_About this task_.
Copy the result of filtering the entries below for lines that include the string "role".

+++ Input material

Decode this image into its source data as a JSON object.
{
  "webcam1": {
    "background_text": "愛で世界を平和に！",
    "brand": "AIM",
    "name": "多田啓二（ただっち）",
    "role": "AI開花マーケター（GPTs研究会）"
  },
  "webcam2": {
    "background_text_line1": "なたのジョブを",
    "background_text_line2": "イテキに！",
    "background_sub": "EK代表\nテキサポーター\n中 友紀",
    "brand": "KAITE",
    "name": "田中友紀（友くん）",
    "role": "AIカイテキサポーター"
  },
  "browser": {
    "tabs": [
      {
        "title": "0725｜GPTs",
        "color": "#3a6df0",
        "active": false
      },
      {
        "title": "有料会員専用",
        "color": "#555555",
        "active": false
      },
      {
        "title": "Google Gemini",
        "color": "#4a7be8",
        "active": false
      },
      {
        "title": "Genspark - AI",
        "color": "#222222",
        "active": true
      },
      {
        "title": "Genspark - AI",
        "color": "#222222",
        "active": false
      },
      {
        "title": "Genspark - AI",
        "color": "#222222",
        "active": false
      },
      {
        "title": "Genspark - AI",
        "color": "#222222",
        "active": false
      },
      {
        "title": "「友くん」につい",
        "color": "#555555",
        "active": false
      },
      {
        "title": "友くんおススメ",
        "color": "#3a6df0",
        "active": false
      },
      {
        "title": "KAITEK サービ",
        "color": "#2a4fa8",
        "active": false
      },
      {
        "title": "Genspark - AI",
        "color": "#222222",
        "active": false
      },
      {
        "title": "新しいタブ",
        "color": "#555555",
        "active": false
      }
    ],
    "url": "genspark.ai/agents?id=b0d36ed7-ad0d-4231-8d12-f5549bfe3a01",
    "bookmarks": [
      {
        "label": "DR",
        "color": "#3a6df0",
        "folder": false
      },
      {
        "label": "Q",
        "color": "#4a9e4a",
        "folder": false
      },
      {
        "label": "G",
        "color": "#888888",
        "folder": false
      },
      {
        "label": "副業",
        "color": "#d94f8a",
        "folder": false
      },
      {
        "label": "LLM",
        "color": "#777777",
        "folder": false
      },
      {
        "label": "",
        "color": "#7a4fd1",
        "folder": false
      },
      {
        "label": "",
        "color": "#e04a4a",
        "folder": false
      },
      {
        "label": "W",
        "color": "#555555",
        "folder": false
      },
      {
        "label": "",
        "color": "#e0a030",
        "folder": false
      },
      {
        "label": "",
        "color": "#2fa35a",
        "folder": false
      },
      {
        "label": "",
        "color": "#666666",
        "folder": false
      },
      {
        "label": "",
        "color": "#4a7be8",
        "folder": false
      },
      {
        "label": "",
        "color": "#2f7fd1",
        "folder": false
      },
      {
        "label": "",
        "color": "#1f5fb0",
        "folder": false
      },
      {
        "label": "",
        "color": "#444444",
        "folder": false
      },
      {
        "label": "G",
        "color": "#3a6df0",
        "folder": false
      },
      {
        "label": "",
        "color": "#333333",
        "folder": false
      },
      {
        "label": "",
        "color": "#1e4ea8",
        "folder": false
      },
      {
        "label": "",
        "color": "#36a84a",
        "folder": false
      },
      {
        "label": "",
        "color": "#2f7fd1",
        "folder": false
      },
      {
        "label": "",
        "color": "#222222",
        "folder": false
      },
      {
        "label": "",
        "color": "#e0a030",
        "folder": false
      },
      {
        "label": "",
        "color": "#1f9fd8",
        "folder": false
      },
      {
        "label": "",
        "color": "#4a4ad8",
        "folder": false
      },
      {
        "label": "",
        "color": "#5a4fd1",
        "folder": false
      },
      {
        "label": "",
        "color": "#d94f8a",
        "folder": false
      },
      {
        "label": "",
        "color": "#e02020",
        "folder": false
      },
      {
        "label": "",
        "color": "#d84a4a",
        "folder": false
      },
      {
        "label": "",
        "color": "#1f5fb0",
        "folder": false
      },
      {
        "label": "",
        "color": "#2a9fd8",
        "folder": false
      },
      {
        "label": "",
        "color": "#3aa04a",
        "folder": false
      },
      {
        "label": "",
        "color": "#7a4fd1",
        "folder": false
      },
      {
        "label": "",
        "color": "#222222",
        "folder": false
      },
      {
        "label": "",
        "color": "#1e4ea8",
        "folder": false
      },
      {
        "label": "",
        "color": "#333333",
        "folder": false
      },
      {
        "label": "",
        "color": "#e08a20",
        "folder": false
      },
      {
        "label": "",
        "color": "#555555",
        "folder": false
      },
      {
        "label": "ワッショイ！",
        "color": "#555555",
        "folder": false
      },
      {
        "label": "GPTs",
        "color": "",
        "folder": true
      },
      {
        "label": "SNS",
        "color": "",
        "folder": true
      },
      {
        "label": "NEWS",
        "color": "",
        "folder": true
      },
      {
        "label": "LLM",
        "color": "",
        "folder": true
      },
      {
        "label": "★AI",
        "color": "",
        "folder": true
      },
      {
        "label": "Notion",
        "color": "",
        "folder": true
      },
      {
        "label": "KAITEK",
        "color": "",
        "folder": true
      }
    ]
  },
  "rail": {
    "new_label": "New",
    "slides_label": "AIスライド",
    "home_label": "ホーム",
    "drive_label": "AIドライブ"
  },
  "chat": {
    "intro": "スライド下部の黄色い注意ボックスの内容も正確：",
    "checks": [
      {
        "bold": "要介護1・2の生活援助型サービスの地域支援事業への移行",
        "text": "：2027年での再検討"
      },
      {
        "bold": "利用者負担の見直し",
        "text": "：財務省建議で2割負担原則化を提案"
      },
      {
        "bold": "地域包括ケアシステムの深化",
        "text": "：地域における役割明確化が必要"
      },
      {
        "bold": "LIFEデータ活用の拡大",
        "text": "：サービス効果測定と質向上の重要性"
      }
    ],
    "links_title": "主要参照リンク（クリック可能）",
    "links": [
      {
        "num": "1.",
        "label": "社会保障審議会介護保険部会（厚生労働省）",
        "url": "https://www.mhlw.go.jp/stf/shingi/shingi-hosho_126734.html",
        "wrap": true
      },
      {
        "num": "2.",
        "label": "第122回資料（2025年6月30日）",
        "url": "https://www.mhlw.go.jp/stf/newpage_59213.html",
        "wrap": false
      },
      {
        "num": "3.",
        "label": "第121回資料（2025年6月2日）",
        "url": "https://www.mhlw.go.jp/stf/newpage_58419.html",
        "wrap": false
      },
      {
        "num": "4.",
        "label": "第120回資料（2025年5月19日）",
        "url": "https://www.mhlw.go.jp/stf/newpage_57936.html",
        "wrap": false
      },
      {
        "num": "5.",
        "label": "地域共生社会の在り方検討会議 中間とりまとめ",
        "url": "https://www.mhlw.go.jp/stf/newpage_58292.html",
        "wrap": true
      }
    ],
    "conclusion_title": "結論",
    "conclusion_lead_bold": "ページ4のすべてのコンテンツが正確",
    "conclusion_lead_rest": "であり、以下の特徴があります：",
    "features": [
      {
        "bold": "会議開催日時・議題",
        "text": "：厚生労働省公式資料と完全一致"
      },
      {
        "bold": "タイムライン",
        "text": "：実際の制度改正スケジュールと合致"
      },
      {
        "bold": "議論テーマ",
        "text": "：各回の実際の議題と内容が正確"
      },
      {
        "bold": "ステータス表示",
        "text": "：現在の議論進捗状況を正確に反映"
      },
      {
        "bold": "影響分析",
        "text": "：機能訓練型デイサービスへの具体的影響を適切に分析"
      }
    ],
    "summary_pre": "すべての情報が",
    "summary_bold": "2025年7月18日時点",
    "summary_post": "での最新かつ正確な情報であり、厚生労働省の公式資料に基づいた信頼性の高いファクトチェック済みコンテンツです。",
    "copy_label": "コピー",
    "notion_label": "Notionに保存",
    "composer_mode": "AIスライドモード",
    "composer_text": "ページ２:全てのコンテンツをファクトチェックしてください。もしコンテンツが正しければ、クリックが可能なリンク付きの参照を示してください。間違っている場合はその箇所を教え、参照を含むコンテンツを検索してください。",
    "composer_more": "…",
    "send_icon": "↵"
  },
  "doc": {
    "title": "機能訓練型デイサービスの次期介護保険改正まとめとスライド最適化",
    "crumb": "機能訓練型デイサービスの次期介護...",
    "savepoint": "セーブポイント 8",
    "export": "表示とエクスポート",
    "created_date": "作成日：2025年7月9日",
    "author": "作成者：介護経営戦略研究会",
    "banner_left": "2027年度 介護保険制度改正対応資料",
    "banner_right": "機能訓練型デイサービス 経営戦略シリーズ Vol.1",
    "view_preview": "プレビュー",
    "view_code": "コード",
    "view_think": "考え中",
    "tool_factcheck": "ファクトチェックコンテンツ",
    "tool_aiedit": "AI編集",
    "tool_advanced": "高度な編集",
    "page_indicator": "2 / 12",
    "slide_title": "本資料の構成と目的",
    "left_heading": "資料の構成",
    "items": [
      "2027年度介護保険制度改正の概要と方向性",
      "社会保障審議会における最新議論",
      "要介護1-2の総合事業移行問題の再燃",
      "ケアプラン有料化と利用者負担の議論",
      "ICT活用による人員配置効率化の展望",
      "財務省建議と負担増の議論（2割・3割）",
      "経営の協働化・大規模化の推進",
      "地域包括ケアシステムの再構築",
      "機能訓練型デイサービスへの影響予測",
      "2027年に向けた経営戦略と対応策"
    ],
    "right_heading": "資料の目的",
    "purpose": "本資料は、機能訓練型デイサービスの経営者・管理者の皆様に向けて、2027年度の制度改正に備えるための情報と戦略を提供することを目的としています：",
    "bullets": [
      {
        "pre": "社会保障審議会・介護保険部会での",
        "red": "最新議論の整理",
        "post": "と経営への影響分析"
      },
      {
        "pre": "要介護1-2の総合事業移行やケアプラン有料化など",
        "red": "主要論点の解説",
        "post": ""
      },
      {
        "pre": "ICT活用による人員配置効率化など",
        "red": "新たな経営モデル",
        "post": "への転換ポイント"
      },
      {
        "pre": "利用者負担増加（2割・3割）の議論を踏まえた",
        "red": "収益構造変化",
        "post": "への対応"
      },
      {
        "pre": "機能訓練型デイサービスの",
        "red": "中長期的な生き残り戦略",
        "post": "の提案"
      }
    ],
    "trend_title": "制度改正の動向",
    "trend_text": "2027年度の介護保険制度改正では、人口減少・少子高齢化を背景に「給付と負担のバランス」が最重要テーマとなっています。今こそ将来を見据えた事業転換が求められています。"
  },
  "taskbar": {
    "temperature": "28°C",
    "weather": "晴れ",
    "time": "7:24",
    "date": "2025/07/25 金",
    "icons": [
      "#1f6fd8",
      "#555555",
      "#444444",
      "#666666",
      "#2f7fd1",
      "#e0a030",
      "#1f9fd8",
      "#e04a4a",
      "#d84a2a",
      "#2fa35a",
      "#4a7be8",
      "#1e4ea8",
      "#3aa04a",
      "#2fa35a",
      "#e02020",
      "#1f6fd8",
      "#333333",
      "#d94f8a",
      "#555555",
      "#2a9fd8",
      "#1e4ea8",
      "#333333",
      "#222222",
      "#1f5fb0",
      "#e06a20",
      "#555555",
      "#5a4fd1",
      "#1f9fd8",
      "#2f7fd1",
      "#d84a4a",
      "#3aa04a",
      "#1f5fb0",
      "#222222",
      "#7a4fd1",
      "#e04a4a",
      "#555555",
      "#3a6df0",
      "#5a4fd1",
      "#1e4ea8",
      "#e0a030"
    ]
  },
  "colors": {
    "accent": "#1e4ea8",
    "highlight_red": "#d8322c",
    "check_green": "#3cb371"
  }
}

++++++

_Solution to this task_.
    "role": "AI開花マーケター（GPTs研究会）"
    "role": "AIカイテキサポーター"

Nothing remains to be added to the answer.